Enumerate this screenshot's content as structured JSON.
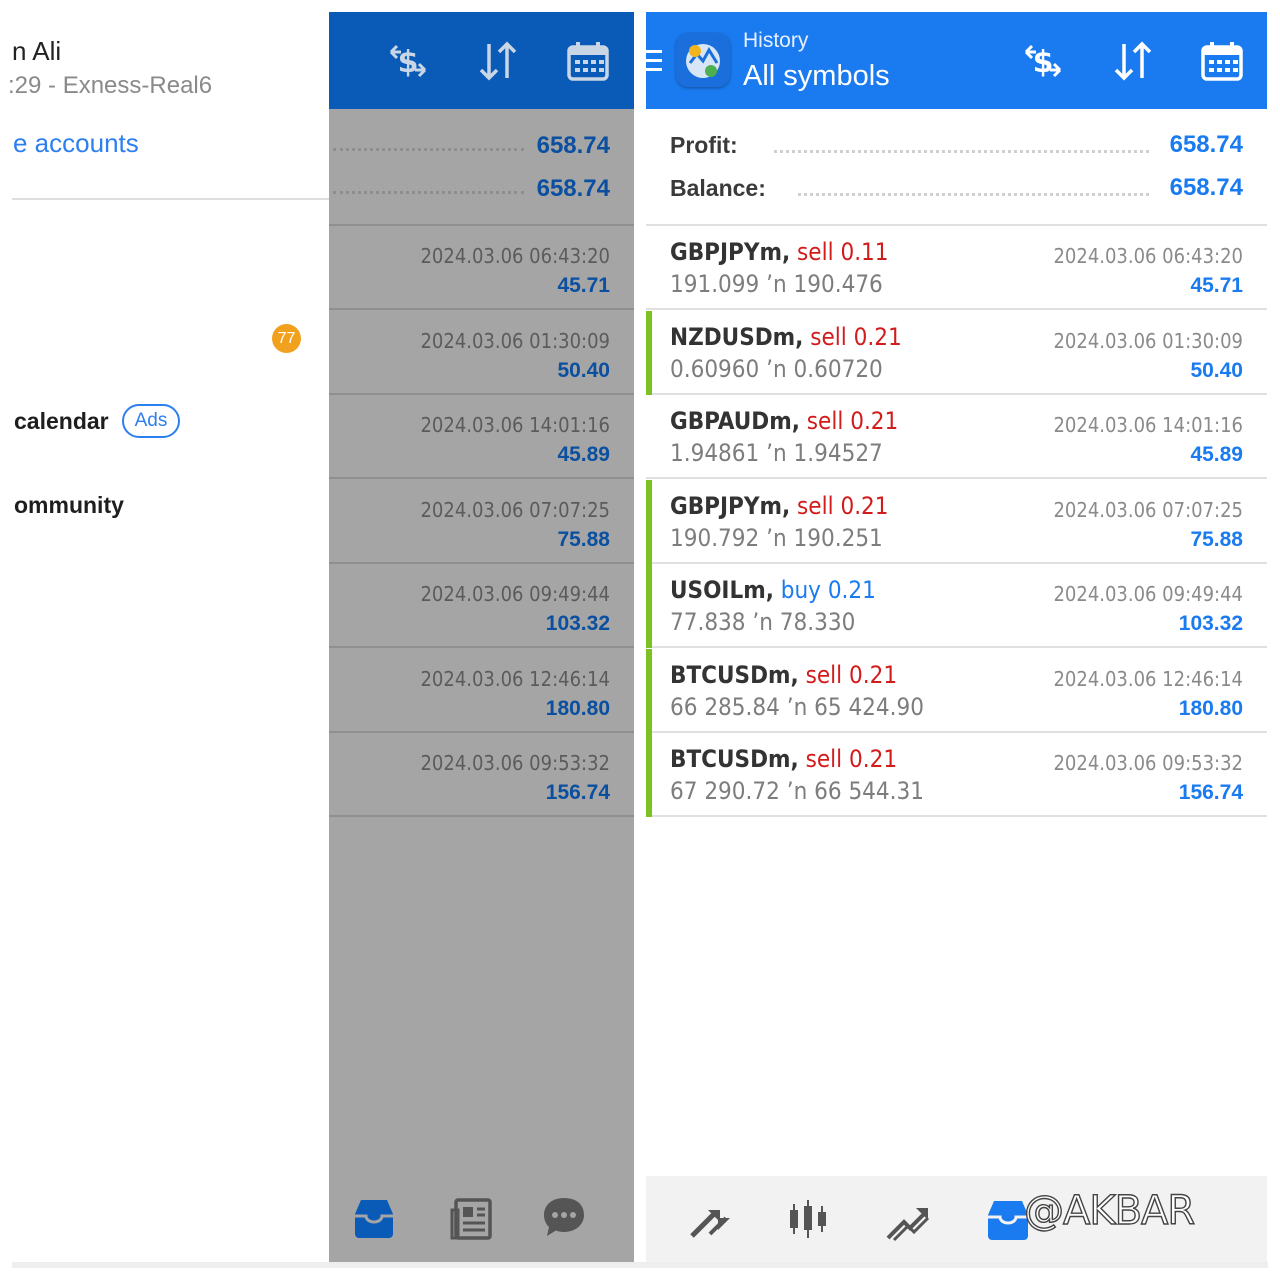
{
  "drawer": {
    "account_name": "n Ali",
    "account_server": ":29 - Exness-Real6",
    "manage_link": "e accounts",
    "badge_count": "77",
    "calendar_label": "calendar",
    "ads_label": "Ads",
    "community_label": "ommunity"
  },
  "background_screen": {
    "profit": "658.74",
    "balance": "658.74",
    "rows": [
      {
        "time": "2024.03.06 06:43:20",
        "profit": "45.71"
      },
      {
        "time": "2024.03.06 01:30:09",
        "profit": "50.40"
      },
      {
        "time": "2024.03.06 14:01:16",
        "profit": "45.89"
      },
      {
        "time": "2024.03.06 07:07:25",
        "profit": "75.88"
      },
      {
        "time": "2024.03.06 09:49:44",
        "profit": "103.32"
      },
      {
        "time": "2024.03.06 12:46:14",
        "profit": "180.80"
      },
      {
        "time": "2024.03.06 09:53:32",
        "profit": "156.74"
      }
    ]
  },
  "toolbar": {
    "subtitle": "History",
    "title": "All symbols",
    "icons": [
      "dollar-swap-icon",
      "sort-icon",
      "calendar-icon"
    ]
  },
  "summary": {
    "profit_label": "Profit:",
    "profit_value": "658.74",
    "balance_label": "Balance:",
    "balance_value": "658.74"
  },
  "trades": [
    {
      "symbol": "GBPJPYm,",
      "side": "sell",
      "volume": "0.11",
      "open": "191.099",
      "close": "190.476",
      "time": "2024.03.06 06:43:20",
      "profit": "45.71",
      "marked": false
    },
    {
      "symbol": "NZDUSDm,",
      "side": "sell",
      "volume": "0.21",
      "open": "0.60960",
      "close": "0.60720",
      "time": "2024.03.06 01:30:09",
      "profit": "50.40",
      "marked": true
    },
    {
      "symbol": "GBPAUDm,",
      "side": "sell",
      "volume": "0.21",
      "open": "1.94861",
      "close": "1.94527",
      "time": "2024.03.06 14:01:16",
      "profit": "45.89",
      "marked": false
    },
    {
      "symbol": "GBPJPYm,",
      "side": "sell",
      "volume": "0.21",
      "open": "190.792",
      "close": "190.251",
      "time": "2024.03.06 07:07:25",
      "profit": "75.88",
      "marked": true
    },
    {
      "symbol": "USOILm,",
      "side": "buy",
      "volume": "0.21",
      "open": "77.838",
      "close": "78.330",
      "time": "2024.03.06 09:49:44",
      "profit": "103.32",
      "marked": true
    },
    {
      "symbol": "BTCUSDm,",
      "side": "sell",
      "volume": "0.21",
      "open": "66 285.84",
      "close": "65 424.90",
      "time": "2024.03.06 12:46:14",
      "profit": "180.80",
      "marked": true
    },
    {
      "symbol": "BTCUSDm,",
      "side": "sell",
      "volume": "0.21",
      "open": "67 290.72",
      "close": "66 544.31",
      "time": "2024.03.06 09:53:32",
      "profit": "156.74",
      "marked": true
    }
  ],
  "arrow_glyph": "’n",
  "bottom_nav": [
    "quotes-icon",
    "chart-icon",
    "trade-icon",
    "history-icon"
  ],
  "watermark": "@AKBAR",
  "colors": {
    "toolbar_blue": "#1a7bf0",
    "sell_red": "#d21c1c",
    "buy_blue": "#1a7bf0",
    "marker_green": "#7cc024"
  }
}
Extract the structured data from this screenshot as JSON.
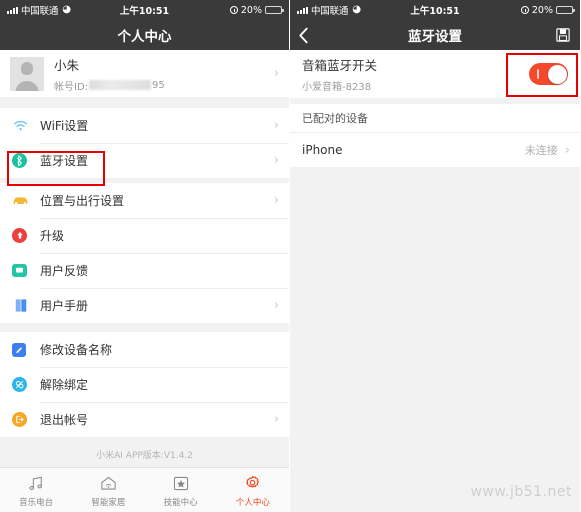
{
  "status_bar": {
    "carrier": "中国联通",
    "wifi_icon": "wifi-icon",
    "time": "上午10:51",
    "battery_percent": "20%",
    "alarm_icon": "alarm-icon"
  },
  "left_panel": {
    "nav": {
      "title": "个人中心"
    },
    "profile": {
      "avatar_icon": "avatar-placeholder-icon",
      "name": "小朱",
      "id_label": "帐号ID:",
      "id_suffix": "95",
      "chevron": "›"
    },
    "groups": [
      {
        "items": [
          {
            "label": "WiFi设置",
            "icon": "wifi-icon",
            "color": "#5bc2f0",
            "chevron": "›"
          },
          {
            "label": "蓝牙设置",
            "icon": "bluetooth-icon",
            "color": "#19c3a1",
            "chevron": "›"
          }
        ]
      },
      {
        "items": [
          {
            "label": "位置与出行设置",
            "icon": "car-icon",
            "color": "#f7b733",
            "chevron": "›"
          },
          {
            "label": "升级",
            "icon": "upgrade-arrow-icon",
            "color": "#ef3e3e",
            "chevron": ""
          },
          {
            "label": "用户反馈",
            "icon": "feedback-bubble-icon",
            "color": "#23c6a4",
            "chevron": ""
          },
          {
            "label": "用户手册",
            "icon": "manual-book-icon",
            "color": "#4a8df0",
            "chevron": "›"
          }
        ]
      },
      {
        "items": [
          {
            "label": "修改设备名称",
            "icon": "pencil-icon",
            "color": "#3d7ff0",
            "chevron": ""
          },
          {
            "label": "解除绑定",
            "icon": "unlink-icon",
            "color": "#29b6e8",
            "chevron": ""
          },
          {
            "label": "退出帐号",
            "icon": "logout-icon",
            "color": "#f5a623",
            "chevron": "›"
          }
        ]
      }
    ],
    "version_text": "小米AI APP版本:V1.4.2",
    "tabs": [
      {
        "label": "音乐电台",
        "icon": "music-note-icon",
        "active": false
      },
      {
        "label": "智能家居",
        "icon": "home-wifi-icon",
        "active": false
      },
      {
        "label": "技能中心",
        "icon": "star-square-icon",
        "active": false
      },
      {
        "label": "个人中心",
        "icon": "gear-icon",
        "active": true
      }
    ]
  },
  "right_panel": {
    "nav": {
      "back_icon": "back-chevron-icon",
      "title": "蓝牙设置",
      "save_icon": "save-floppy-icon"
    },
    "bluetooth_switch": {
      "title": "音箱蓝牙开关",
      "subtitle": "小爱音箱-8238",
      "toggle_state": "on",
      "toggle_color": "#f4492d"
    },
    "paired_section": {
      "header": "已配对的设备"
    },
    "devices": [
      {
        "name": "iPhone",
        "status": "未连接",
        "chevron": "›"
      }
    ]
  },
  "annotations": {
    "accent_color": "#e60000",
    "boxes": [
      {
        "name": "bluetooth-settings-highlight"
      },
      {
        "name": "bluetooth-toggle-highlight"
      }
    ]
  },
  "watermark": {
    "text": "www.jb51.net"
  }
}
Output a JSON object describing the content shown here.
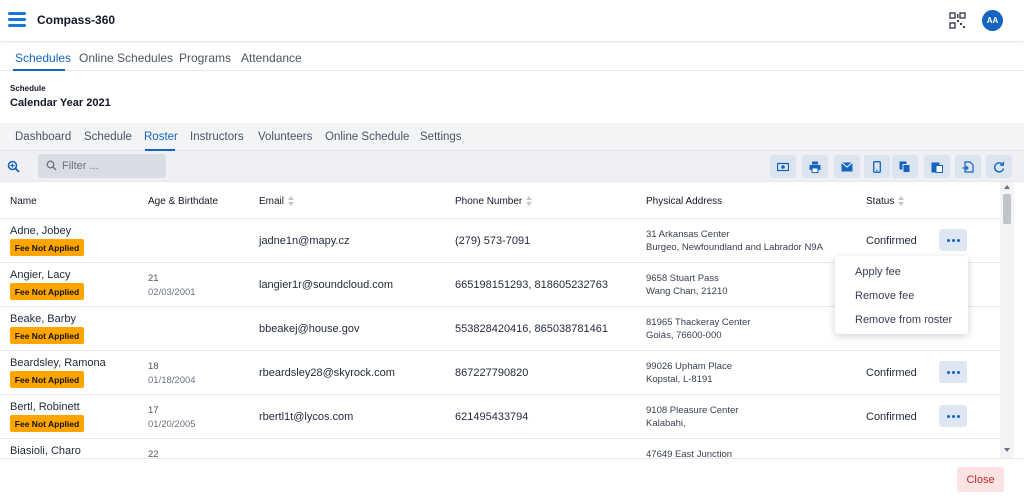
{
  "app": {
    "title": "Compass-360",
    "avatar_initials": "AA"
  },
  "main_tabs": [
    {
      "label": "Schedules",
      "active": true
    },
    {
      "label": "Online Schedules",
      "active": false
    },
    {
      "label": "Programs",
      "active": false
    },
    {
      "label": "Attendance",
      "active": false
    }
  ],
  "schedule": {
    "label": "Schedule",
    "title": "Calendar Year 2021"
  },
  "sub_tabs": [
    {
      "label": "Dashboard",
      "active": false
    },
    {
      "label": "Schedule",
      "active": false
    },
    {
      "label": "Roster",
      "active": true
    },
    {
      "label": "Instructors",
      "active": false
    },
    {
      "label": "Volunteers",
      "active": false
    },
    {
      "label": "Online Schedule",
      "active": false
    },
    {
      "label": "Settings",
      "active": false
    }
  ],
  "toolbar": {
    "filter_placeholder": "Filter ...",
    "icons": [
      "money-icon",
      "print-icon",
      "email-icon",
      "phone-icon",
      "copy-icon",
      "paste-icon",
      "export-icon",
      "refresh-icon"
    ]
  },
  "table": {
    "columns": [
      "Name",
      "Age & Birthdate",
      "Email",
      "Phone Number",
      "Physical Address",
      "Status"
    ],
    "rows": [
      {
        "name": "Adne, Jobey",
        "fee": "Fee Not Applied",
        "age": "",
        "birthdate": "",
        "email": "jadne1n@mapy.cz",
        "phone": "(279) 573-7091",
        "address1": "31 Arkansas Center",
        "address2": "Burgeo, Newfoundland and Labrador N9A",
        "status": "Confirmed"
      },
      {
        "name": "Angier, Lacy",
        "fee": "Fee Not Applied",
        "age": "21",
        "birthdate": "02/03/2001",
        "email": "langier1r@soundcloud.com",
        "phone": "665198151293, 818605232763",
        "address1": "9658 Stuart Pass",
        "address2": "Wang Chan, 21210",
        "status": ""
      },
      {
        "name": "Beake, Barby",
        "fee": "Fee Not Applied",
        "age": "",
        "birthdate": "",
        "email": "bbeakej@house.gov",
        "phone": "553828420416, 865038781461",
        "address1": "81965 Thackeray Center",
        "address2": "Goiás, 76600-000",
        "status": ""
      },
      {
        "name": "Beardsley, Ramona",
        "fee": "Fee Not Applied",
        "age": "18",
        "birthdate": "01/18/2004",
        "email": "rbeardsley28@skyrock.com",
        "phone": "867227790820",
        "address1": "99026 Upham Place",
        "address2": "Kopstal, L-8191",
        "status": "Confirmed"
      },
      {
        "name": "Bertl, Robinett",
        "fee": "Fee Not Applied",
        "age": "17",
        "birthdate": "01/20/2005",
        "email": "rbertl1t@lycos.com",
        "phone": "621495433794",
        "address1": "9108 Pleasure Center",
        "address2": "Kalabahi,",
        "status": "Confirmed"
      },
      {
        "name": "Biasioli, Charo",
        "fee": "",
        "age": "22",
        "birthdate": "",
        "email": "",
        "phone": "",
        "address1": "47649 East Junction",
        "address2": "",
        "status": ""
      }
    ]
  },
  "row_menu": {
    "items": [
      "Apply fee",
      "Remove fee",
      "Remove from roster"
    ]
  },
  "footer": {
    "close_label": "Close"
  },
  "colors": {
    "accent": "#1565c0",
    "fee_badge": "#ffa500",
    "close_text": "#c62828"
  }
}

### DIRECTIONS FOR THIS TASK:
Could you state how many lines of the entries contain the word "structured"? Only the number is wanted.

### SOLUTION:
2